RECORDS FOR PROCESSING Start Marker

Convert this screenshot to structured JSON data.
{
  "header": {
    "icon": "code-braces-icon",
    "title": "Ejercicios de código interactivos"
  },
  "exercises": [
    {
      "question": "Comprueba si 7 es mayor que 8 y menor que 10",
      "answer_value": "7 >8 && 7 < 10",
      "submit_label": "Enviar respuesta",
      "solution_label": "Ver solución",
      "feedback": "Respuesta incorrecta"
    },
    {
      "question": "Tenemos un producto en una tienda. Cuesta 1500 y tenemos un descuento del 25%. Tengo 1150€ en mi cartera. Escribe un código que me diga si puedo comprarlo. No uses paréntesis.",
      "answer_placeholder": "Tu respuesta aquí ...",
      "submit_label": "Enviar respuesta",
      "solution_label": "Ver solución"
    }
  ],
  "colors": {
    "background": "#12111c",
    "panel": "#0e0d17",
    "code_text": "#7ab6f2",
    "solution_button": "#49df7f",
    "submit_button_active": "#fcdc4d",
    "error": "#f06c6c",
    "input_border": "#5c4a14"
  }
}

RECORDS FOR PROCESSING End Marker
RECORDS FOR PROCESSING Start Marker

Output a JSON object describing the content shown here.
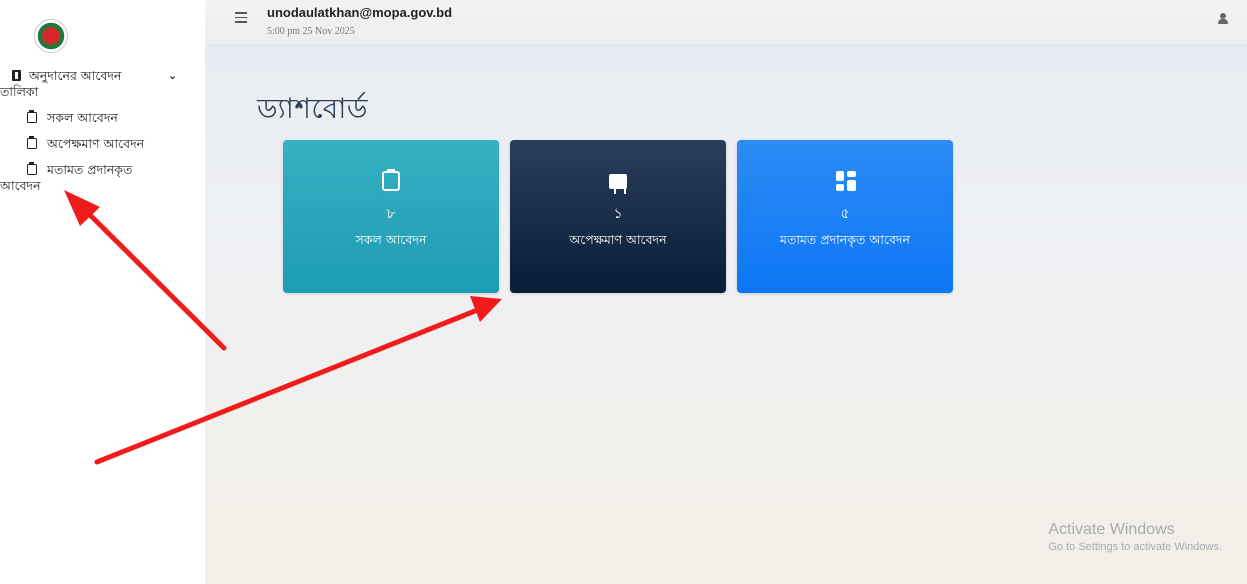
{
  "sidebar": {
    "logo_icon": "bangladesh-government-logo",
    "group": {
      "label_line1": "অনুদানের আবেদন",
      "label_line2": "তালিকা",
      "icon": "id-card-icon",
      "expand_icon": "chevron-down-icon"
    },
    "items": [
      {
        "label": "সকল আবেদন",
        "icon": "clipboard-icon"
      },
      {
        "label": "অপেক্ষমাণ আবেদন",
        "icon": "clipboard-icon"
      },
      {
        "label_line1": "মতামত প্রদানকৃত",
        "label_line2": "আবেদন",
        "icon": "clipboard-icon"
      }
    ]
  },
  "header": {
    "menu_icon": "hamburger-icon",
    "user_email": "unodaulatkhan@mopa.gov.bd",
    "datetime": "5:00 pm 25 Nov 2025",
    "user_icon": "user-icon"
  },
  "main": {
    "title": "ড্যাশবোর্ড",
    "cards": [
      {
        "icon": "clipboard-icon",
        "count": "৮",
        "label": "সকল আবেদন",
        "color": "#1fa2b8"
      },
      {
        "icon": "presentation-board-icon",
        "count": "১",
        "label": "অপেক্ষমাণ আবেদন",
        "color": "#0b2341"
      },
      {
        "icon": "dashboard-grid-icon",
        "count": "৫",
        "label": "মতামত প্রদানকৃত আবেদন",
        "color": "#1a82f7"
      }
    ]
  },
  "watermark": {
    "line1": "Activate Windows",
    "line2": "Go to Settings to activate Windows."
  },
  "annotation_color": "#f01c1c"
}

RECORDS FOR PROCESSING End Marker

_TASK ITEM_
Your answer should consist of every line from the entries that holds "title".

_OUTPUT FOR THIS TASK_
    "title": "Ejercicios de código interactivos"
    "title": "ড্যাশবোর্ড",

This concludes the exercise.